(Problem to solve):
Below are the records; pull every line that includes "hours".
□ □ □ □ □
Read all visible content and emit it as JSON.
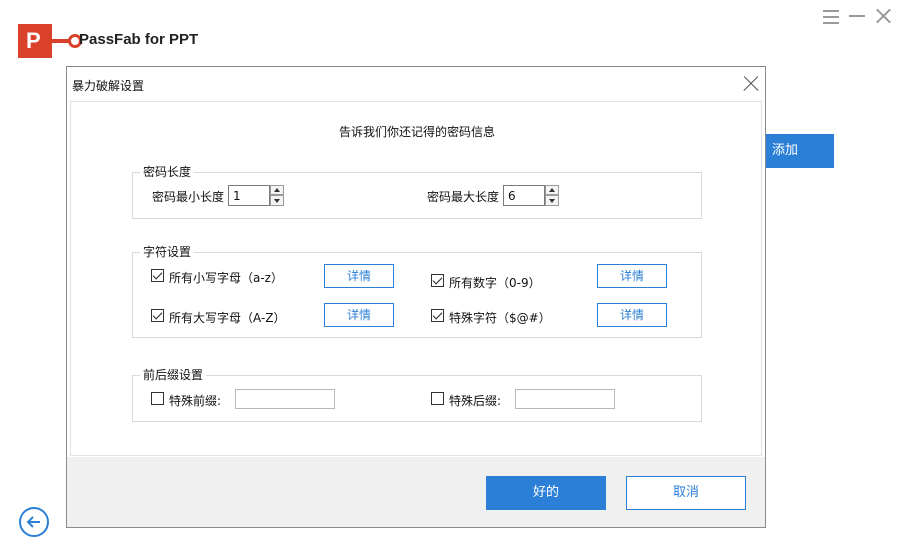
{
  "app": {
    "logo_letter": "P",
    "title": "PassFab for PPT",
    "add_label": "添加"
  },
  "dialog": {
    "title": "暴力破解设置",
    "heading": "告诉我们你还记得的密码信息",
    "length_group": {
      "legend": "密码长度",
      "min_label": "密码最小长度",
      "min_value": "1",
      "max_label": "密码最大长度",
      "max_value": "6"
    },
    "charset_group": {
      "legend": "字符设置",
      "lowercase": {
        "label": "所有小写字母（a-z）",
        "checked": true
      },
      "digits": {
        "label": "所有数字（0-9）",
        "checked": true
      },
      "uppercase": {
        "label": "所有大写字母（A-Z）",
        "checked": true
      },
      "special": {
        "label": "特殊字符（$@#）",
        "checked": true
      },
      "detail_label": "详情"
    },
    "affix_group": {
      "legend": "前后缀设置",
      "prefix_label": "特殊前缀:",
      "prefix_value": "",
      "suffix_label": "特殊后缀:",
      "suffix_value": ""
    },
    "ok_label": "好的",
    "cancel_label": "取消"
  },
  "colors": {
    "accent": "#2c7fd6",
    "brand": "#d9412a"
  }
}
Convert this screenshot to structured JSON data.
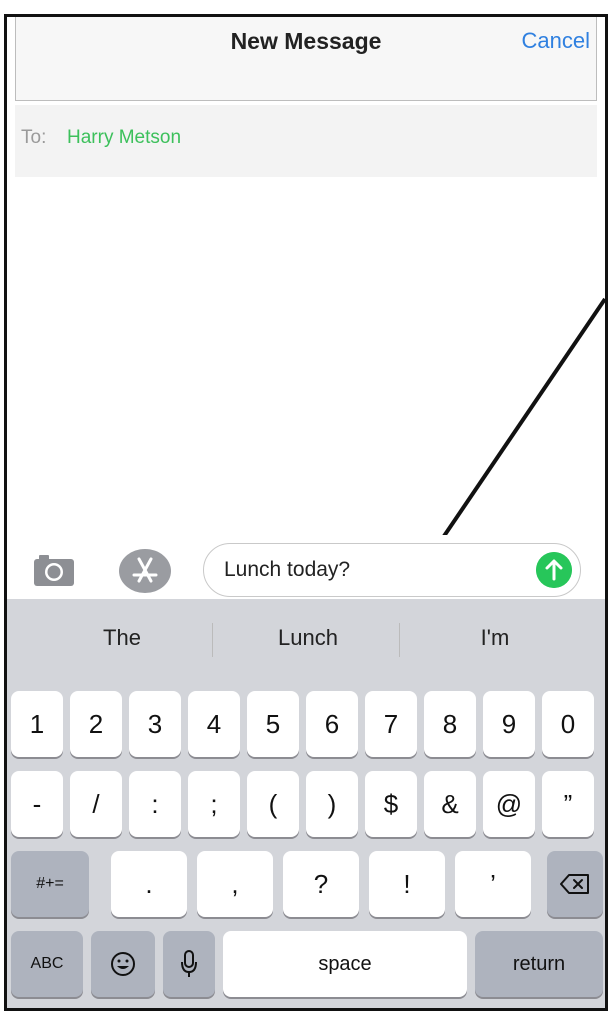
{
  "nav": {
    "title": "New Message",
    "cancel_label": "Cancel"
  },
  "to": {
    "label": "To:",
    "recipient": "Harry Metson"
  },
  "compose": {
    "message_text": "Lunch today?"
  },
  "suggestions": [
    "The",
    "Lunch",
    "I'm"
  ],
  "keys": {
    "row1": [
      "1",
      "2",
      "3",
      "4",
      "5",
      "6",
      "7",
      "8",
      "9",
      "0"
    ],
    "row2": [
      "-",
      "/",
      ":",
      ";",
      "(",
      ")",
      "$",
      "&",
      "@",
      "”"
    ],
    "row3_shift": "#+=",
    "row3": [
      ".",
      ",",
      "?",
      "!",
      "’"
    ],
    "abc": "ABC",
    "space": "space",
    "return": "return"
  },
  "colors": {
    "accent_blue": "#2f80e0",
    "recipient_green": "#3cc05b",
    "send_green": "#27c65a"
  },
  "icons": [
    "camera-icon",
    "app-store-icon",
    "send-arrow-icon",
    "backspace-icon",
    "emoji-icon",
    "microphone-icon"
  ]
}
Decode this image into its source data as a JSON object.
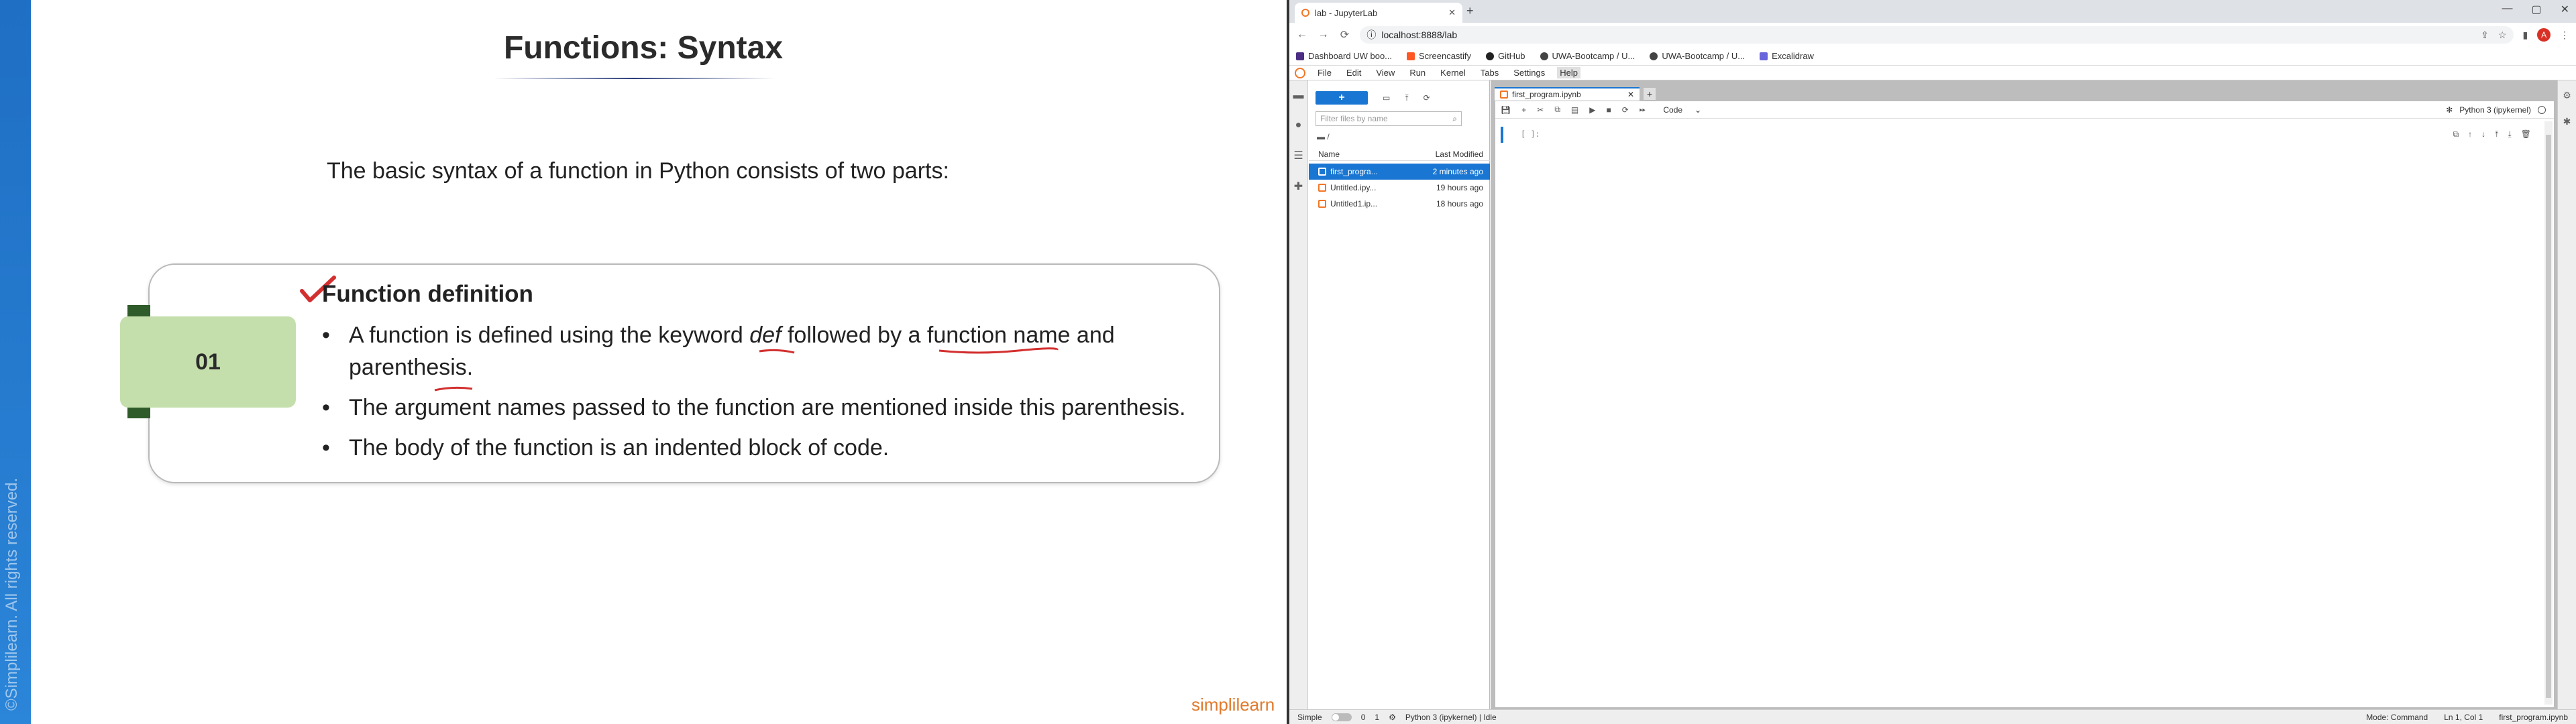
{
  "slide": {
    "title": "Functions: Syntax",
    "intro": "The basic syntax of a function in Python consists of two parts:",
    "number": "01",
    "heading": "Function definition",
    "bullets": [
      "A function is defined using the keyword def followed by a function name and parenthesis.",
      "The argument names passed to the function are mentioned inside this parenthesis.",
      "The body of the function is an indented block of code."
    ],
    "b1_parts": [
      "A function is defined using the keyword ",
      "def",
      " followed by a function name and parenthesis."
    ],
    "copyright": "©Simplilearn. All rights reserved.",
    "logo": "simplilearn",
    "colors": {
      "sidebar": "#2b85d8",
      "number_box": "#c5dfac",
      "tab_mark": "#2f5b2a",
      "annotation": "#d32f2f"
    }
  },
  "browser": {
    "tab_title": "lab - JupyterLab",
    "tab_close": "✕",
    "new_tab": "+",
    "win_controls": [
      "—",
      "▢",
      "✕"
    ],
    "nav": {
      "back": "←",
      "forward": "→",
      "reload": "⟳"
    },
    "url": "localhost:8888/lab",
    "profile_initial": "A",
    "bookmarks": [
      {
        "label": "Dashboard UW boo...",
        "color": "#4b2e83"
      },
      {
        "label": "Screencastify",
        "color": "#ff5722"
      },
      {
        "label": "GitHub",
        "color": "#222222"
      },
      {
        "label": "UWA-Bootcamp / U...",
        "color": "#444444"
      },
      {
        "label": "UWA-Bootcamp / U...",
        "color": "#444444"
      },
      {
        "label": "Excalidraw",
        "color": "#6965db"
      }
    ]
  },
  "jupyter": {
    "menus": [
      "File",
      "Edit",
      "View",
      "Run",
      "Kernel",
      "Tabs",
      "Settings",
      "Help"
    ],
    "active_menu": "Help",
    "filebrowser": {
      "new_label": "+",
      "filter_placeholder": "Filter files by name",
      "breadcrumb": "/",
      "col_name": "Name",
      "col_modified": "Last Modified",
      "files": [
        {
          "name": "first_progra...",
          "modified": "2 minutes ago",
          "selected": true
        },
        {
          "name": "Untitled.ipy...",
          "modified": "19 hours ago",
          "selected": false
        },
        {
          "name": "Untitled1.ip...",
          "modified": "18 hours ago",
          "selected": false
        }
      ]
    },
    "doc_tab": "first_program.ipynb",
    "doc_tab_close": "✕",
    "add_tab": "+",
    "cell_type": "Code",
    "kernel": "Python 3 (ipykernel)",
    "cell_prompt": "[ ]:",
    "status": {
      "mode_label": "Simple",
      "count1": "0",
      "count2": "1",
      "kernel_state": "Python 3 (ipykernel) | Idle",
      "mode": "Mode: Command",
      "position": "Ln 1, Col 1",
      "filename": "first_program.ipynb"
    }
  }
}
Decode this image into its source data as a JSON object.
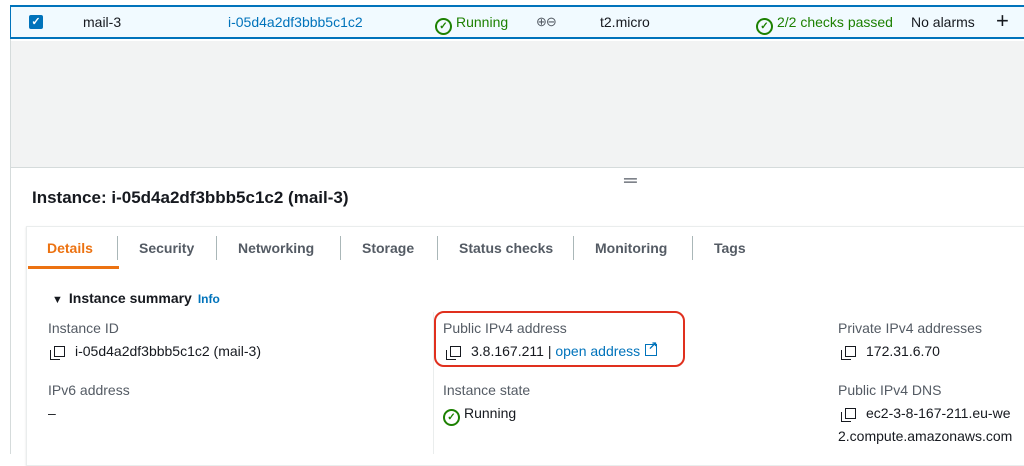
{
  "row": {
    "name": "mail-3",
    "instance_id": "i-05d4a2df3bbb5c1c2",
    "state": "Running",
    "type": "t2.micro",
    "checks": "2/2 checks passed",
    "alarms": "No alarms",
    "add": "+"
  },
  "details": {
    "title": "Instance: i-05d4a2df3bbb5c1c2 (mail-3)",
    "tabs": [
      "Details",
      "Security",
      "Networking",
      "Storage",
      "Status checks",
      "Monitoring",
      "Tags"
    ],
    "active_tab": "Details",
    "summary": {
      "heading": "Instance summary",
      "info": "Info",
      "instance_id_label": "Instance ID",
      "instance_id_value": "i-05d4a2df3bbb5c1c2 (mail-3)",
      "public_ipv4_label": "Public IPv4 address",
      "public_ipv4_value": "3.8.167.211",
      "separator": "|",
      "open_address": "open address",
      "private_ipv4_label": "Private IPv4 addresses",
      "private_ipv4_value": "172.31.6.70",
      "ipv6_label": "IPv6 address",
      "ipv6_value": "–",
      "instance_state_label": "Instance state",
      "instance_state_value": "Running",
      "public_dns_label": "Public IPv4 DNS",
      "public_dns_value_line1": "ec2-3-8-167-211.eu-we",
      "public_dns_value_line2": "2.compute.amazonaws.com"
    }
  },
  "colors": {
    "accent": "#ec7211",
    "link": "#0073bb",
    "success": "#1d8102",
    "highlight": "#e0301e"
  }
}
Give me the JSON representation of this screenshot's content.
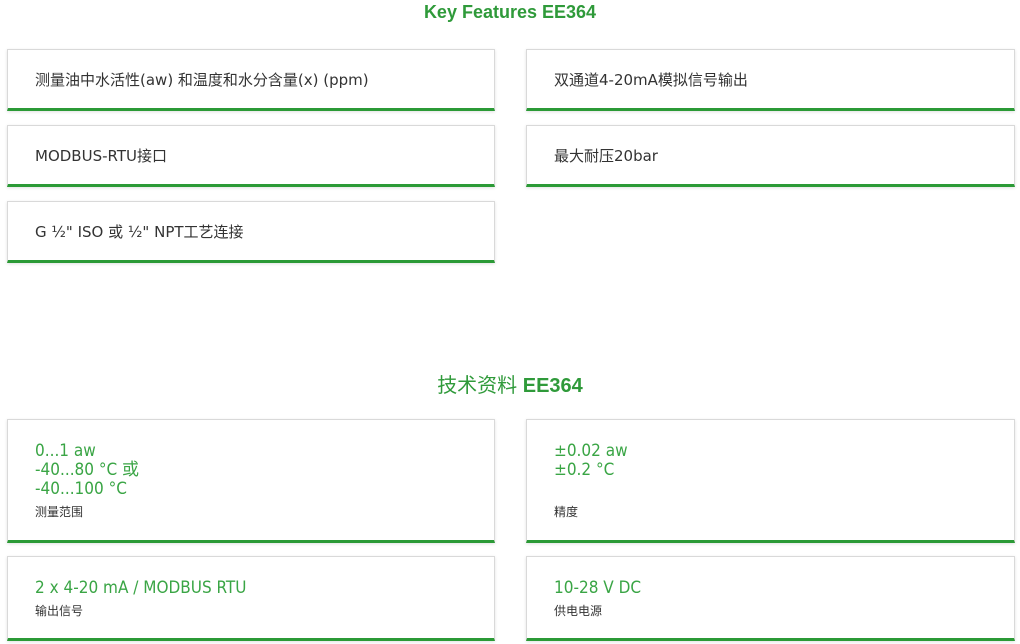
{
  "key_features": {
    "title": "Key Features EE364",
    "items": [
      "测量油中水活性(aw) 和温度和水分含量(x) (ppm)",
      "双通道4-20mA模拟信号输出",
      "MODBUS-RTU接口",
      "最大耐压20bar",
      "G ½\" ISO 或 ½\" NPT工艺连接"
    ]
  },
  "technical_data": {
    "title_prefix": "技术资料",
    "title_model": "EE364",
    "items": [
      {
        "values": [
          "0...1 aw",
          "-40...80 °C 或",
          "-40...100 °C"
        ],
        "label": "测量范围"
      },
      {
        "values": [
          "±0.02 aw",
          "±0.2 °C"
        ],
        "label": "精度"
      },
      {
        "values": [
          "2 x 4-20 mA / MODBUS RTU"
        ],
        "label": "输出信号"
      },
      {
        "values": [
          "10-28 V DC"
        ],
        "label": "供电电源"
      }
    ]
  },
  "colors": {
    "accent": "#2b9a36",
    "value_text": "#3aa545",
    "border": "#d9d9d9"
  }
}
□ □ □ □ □
(Result for this task):
          "modified": "19 hours ago",
          "modified": "18 hours ago",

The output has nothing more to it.